Each bagpiper can customise their Seivane gaita, choosing its key, the wood, the rings, the cover, cords, engravings… On the rings and tuning slides, as well as on the wooden parts of the gaita, decorative engravings can be added, either commemorative or with an individual’s name.
From the respect shown to tradition, in its desire to continuously improve and thanks to its experience and researchs, the Obradoiro is committed to modern technology, which provides a high degree of reliability and precision to Seivane gaitas.
Seitor (chanter of tonal regulation), Seipal (synthetic drone reed), Seinox (stainless ring), detachable mouthpieces, Seipón.
Seivane was registered as a brand with the Spanish Office of Patents and Brands (OEPM). The inventions created over the years materialised from the research done in the obradoiro, some of which are patented at that office.

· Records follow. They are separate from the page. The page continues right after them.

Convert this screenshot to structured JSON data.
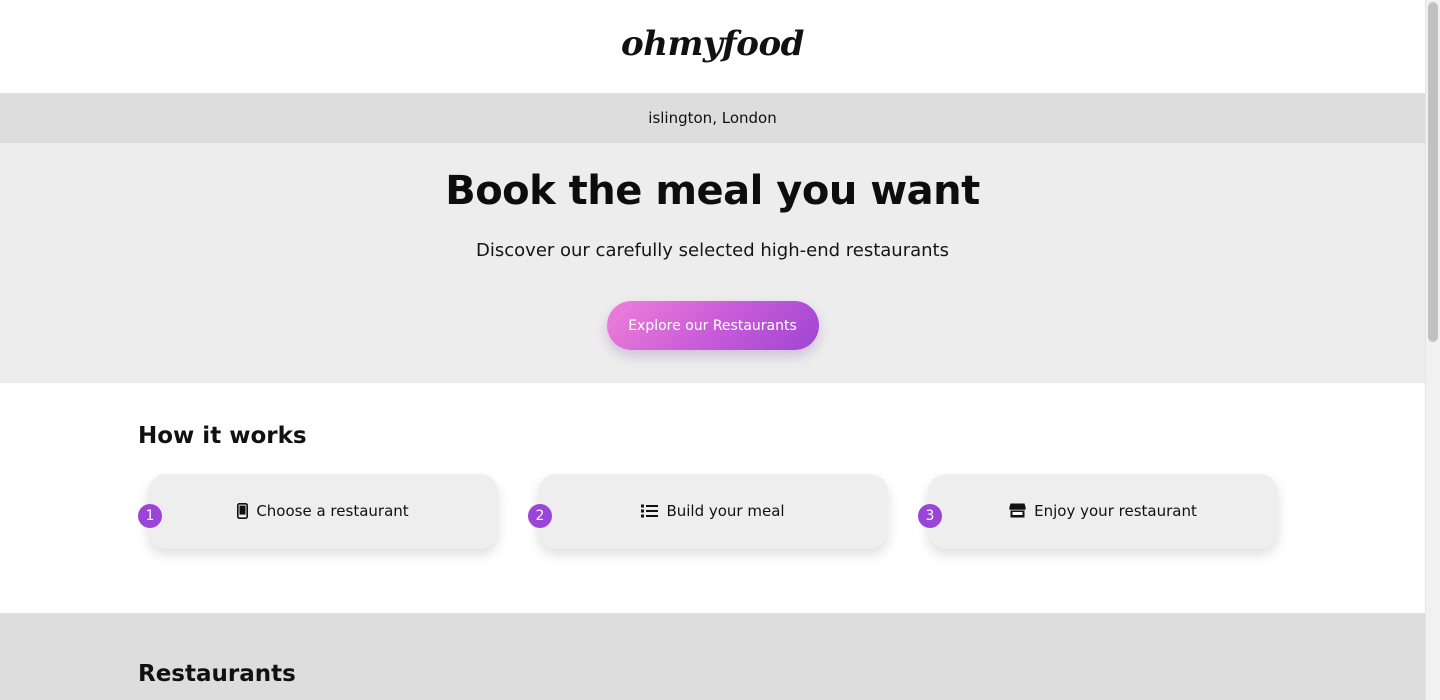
{
  "header": {
    "logo": "ohmyfood"
  },
  "location": {
    "text": "islington, London"
  },
  "hero": {
    "title": "Book the meal you want",
    "subtitle": "Discover our carefully selected high-end restaurants",
    "cta_label": "Explore our Restaurants"
  },
  "how_it_works": {
    "title": "How it works",
    "steps": [
      {
        "number": "1",
        "label": "Choose a restaurant",
        "icon": "mobile-phone-icon"
      },
      {
        "number": "2",
        "label": "Build your meal",
        "icon": "list-icon"
      },
      {
        "number": "3",
        "label": "Enjoy your restaurant",
        "icon": "store-icon"
      }
    ]
  },
  "restaurants": {
    "title": "Restaurants"
  },
  "colors": {
    "accent": "#9b45d8",
    "cta_gradient_start": "#f07fd9",
    "cta_gradient_end": "#9e45d3",
    "location_bar_bg": "#dddddd",
    "hero_bg": "#ededed"
  }
}
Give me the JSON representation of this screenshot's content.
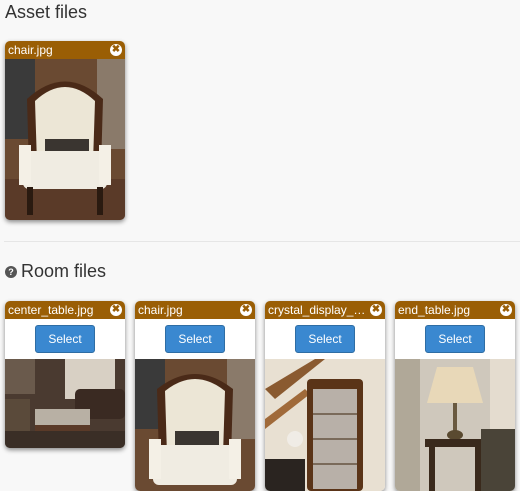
{
  "asset_section": {
    "title": "Asset files",
    "files": [
      {
        "name": "chair.jpg"
      }
    ]
  },
  "room_section": {
    "title": "Room files",
    "help_icon": "question-icon",
    "select_label": "Select",
    "files": [
      {
        "name": "center_table.jpg"
      },
      {
        "name": "chair.jpg"
      },
      {
        "name": "crystal_display_c..."
      },
      {
        "name": "end_table.jpg"
      }
    ]
  },
  "colors": {
    "card_header": "#9a5e05",
    "select_button": "#3a88d0"
  }
}
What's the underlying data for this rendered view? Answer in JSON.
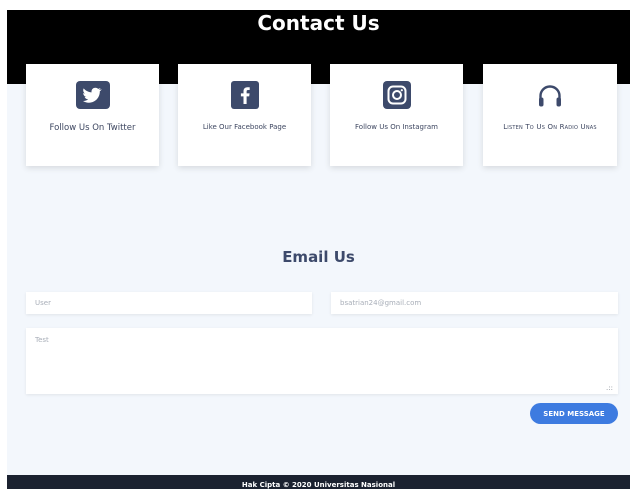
{
  "header": {
    "title": "Contact Us"
  },
  "cards": [
    {
      "icon": "twitter-icon",
      "label": "Follow Us On Twitter"
    },
    {
      "icon": "facebook-icon",
      "label": "Like Our Facebook Page"
    },
    {
      "icon": "instagram-icon",
      "label": "Follow Us On Instagram"
    },
    {
      "icon": "headphones-icon",
      "label": "Listen To Us On Radio Unas"
    }
  ],
  "email_section": {
    "title": "Email Us",
    "user_placeholder": "User",
    "email_placeholder": "bsatrian24@gmail.com",
    "message_placeholder": "Test",
    "send_label": "SEND MESSAGE"
  },
  "footer": {
    "text": "Hak Cipta © 2020 Universitas Nasional"
  },
  "colors": {
    "header_bg": "#000000",
    "page_bg": "#f3f7fc",
    "icon_tile": "#3d4a6b",
    "button": "#3d7be0",
    "footer_bg": "#1b2230"
  }
}
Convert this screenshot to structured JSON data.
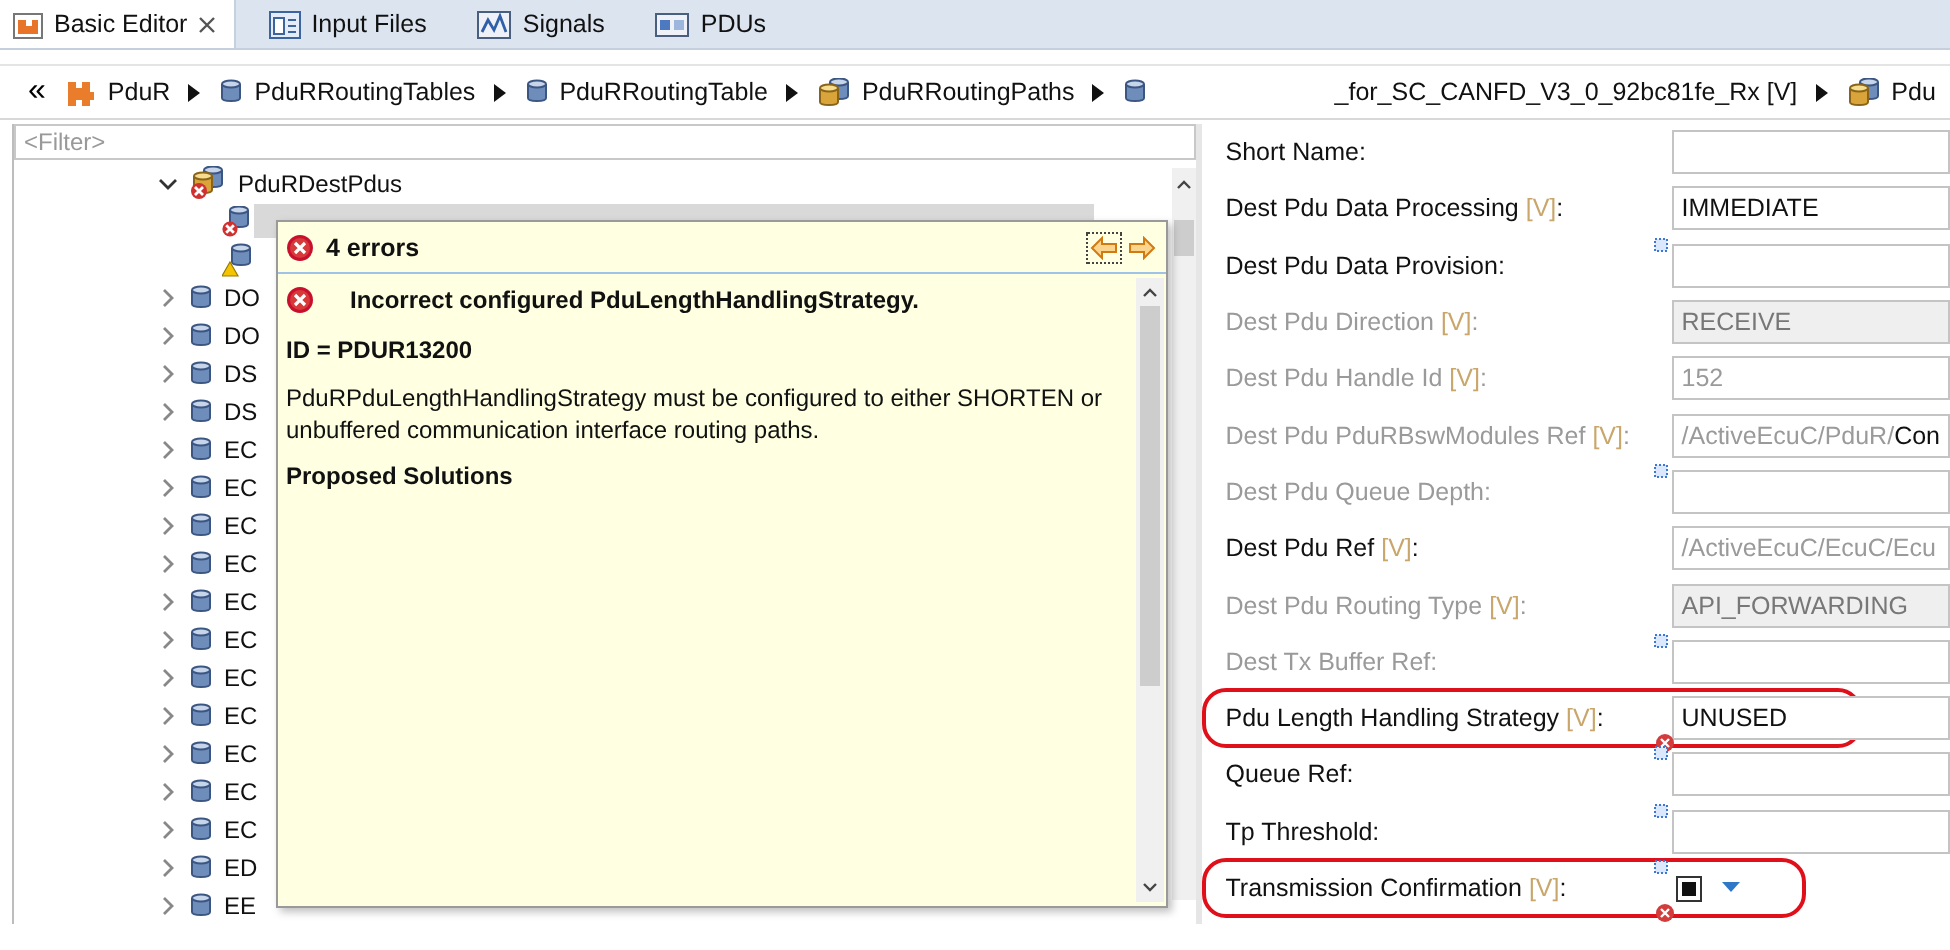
{
  "tabs": [
    {
      "label": "Basic Editor",
      "selected": true,
      "closable": true
    },
    {
      "label": "Input Files",
      "selected": false
    },
    {
      "label": "Signals",
      "selected": false
    },
    {
      "label": "PDUs",
      "selected": false
    }
  ],
  "breadcrumb": {
    "overflow": "«",
    "items": [
      {
        "label": "PduR"
      },
      {
        "label": "PduRRoutingTables"
      },
      {
        "label": "PduRRoutingTable"
      },
      {
        "label": "PduRRoutingPaths"
      },
      {
        "label": "_for_SC_CANFD_V3_0_92bc81fe_Rx [V]"
      },
      {
        "label": "Pdu"
      }
    ]
  },
  "filter": {
    "placeholder": "<Filter>"
  },
  "tree": {
    "items": [
      {
        "label": "PduRDestPdus",
        "has_error": true,
        "expanded": true,
        "selected": false,
        "children": [
          {
            "has_error": true,
            "selected": true
          },
          {
            "has_warning": true,
            "selected": false
          }
        ]
      },
      {
        "label": "DO",
        "expanded": false,
        "selected": false
      },
      {
        "label": "DO",
        "expanded": false,
        "selected": false
      },
      {
        "label": "DS",
        "expanded": false,
        "selected": false
      },
      {
        "label": "DS",
        "expanded": false,
        "selected": false
      },
      {
        "label": "EC",
        "expanded": false,
        "selected": false
      },
      {
        "label": "EC",
        "expanded": false,
        "selected": false
      },
      {
        "label": "EC",
        "expanded": false,
        "selected": false
      },
      {
        "label": "EC",
        "expanded": false,
        "selected": false
      },
      {
        "label": "EC",
        "expanded": false,
        "selected": false
      },
      {
        "label": "EC",
        "expanded": false,
        "selected": false
      },
      {
        "label": "EC",
        "expanded": false,
        "selected": false
      },
      {
        "label": "EC",
        "expanded": false,
        "selected": false
      },
      {
        "label": "EC",
        "expanded": false,
        "selected": false
      },
      {
        "label": "EC",
        "expanded": false,
        "selected": false
      },
      {
        "label": "EC",
        "expanded": false,
        "selected": false
      },
      {
        "label": "ED",
        "expanded": false,
        "selected": false
      },
      {
        "label": "EE",
        "expanded": false,
        "selected": false
      }
    ]
  },
  "popup": {
    "title": "4 errors",
    "error": {
      "title": "Incorrect configured PduLengthHandlingStrategy.",
      "id": "ID = PDUR13200",
      "description": "PduRPduLengthHandlingStrategy must be configured to either SHORTEN or unbuffered communication interface routing paths.",
      "solutions_heading": "Proposed Solutions"
    }
  },
  "form": {
    "rows": [
      {
        "label": "Short Name:",
        "kind": "text",
        "disabled": false
      },
      {
        "label": "Dest Pdu Data Processing",
        "variant": "[V]",
        "suffix": ":",
        "kind": "text",
        "disabled": false,
        "value": "IMMEDIATE"
      },
      {
        "label": "Dest Pdu Data Provision:",
        "kind": "text",
        "disabled": false,
        "info_marker": true
      },
      {
        "label": "Dest Pdu Direction",
        "variant": "[V]",
        "suffix": ":",
        "kind": "text",
        "disabled": true,
        "field_disabled": true,
        "value": "RECEIVE"
      },
      {
        "label": "Dest Pdu Handle Id",
        "variant": "[V]",
        "suffix": ":",
        "kind": "text",
        "disabled": true,
        "value": "152",
        "value_muted": true
      },
      {
        "label": "Dest Pdu PduRBswModules Ref",
        "variant": "[V]",
        "suffix": ":",
        "kind": "text",
        "disabled": true,
        "value": "/ActiveEcuC/PduR/",
        "value_muted": true,
        "value_tail": "Con"
      },
      {
        "label": "Dest Pdu Queue Depth:",
        "kind": "text",
        "disabled": true,
        "info_marker": true
      },
      {
        "label": "Dest Pdu Ref",
        "variant": "[V]",
        "suffix": ":",
        "kind": "text",
        "disabled": false,
        "value": "/ActiveEcuC/EcuC/Ecu",
        "value_muted": true
      },
      {
        "label": "Dest Pdu Routing Type",
        "variant": "[V]",
        "suffix": ":",
        "kind": "text",
        "disabled": true,
        "field_disabled": true,
        "value": "API_FORWARDING"
      },
      {
        "label": "Dest Tx Buffer Ref:",
        "kind": "text",
        "disabled": true,
        "info_marker": true
      },
      {
        "label": "Pdu Length Handling Strategy",
        "variant": "[V]",
        "suffix": ":",
        "kind": "text",
        "disabled": false,
        "value": "UNUSED",
        "error_marker": true,
        "highlighted": true
      },
      {
        "label": "Queue Ref:",
        "kind": "text",
        "disabled": false,
        "info_marker": true
      },
      {
        "label": "Tp Threshold:",
        "kind": "text",
        "disabled": false,
        "info_marker": true
      },
      {
        "label": "Transmission Confirmation",
        "variant": "[V]",
        "suffix": ":",
        "kind": "checkbox",
        "disabled": false,
        "checked": true,
        "info_marker": true,
        "error_marker": true,
        "highlighted": true
      }
    ]
  }
}
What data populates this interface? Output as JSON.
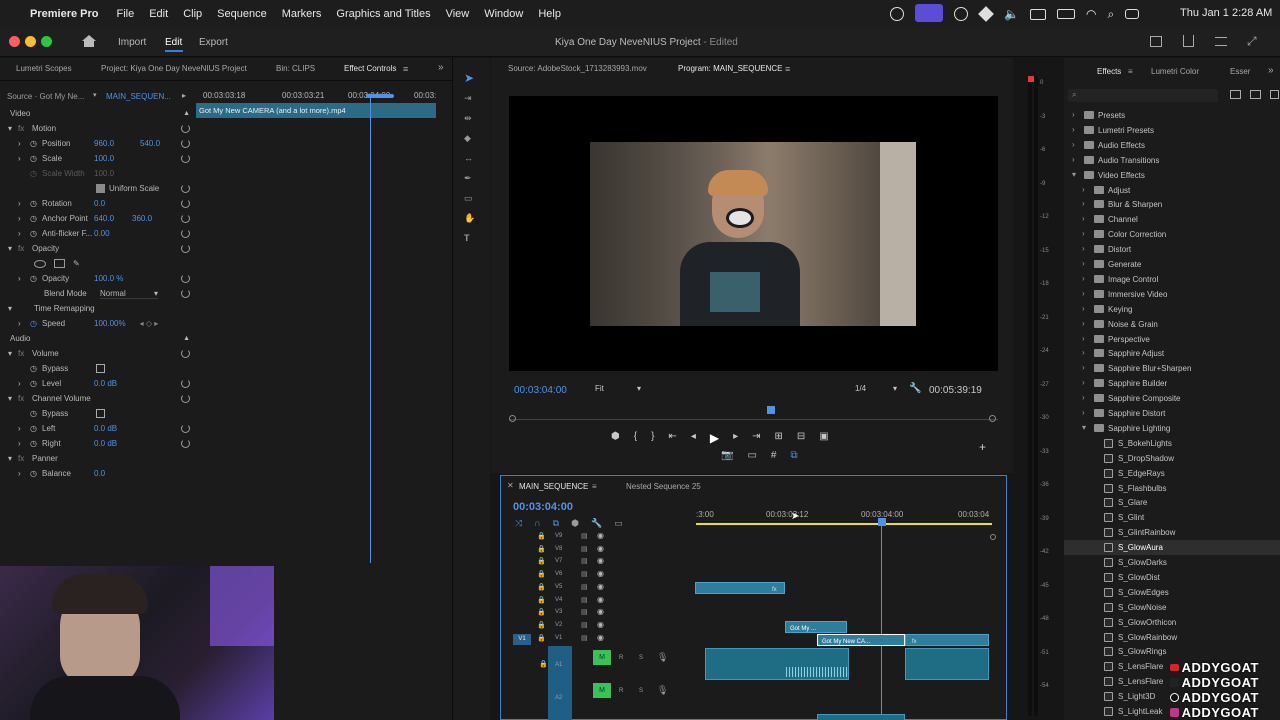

Thus, the synthetic drone reed Seipal, which remains faithful to the sound of a traditional cane drone reed, but with an enhanced tonal stability was patented and the brand Seipal was registered.
Other registered patents are the stop valve incorporated in the Seipal drone reed, which makes it possible to silence the gaita drone, opening and closing the flow of air.
Also the chanter with tone adjustment Seitor was patented, that features an innovative tone adjustment device, which allows eventual variations in tone to be corrected, without requiring the removal of the chanter from the gaita.
Currently, the obradoiro continues its research and investigation into new ways of improving the gaita and facilitating the work of gaiteiros.
The Obradoiro de Gaitas Seivane is taking part in the IDIGAITA investigative project, in collaboration with CTAG and the University of Vigo (Sonitum Group). This project unites efforts to combine Galician Cultural Heritage with emerging materials technologies.
The investigation aims to resolve many of current problems that affect the gaita and maximise the enrichment of its sonar possibilities. Its aim is to find evolving materials, alternatives to wood, or to recycle the off cuts from wood itself, to reduce problems with instrument maintenance as much as possible and to attain physical, thermal and sound stability in the gaita.